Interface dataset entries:
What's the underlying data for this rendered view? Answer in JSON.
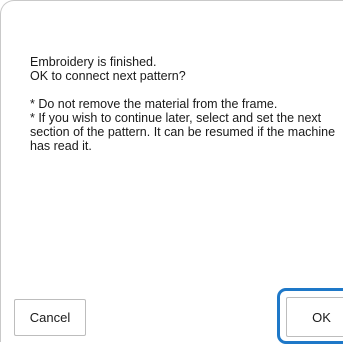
{
  "dialog": {
    "message_lines_1": [
      "Embroidery is finished.",
      "OK to connect next pattern?"
    ],
    "notes": [
      "* Do not remove the material from the frame.",
      "* If you wish to continue later, select and set the next section of the pattern. It can be resumed if the machine has read it."
    ]
  },
  "buttons": {
    "cancel_label": "Cancel",
    "ok_label": "OK"
  },
  "colors": {
    "focus_ring": "#1e78c8"
  }
}
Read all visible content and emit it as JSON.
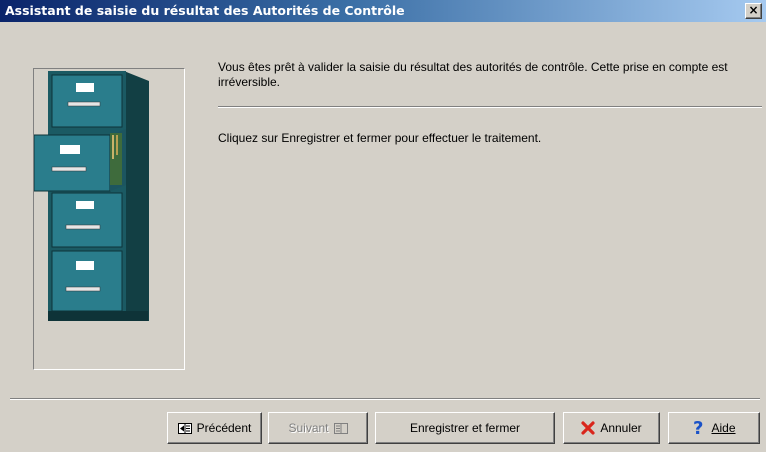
{
  "window": {
    "title": "Assistant de saisie du résultat des Autorités de Contrôle",
    "close_label": "×"
  },
  "content": {
    "message_1": "Vous êtes prêt à valider la saisie du résultat des autorités de contrôle. Cette prise en compte est  irréversible.",
    "message_2": "Cliquez sur Enregistrer et fermer pour effectuer le traitement."
  },
  "buttons": {
    "previous": "Précédent",
    "next": "Suivant",
    "save_close": "Enregistrer et fermer",
    "cancel": "Annuler",
    "help": "Aide"
  },
  "icons": {
    "illustration": "filing-cabinet-icon",
    "previous": "previous-arrow-icon",
    "next": "next-arrow-icon",
    "cancel": "red-x-icon",
    "help": "question-mark-icon"
  },
  "colors": {
    "title_start": "#0a246a",
    "title_end": "#a6caf0",
    "cabinet": "#2a7d8c",
    "cancel_icon": "#d9261c",
    "help_icon": "#1a52c8"
  }
}
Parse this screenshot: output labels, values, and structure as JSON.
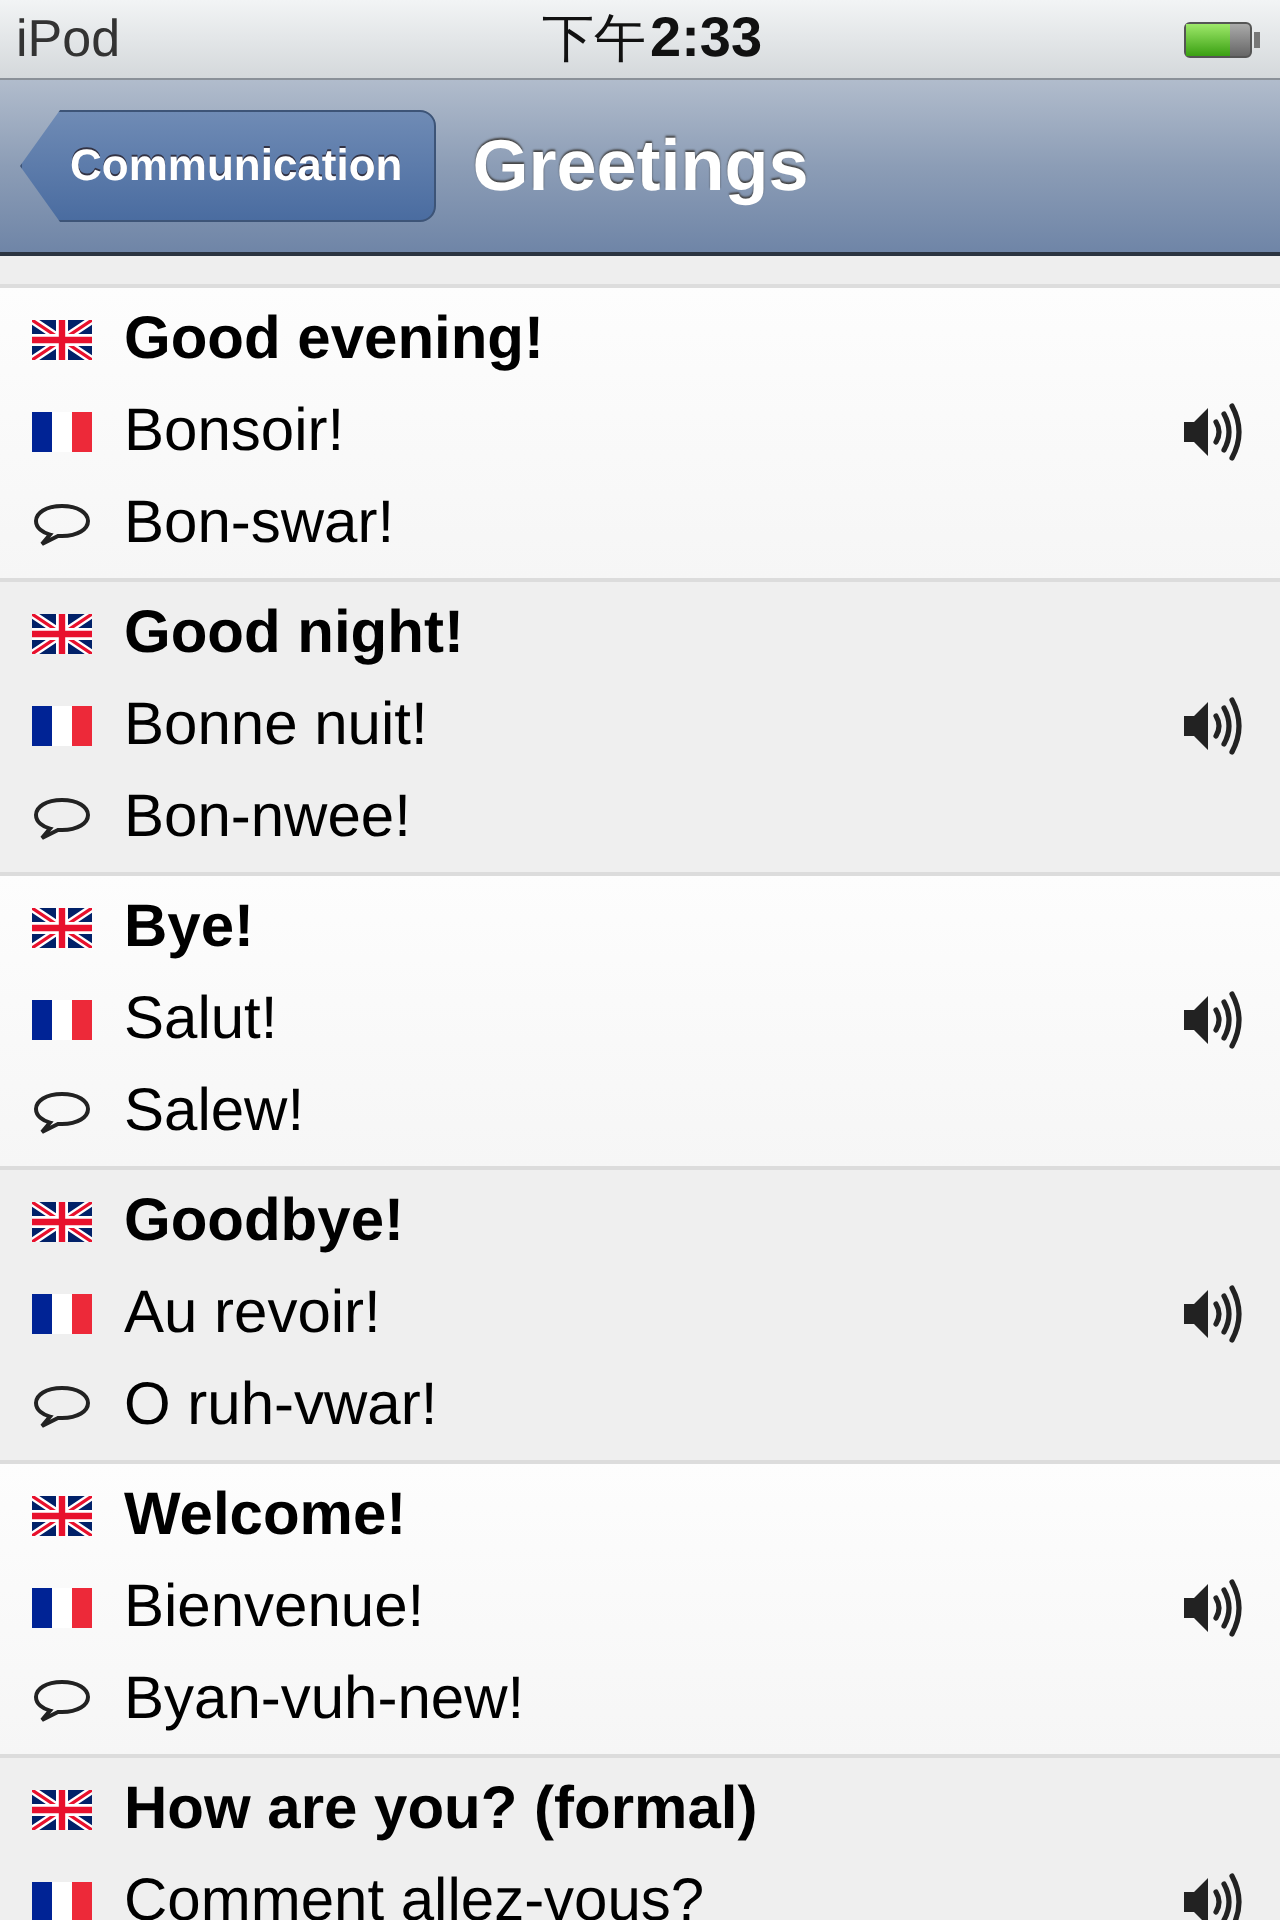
{
  "status_bar": {
    "carrier": "iPod",
    "time_prefix": "下午",
    "time": "2:33"
  },
  "nav_bar": {
    "back": "Communication",
    "title": "Greetings"
  },
  "phrases": [
    {
      "english": "Good evening!",
      "french": "Bonsoir!",
      "pronunciation": "Bon-swar!"
    },
    {
      "english": "Good night!",
      "french": "Bonne nuit!",
      "pronunciation": "Bon-nwee!"
    },
    {
      "english": "Bye!",
      "french": "Salut!",
      "pronunciation": "Salew!"
    },
    {
      "english": "Goodbye!",
      "french": "Au revoir!",
      "pronunciation": "O ruh-vwar!"
    },
    {
      "english": "Welcome!",
      "french": "Bienvenue!",
      "pronunciation": "Byan-vuh-new!"
    },
    {
      "english": "How are you? (formal)",
      "french": "Comment allez-vous?"
    }
  ]
}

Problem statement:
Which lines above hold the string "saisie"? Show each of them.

Written reply:
    "title": "Assistant de saisie du résultat des Autorités de Contrôle",
    "message_1": "Vous êtes prêt à valider la saisie du résultat des autorités de contrôle. Cette prise en compte est  irréversible.",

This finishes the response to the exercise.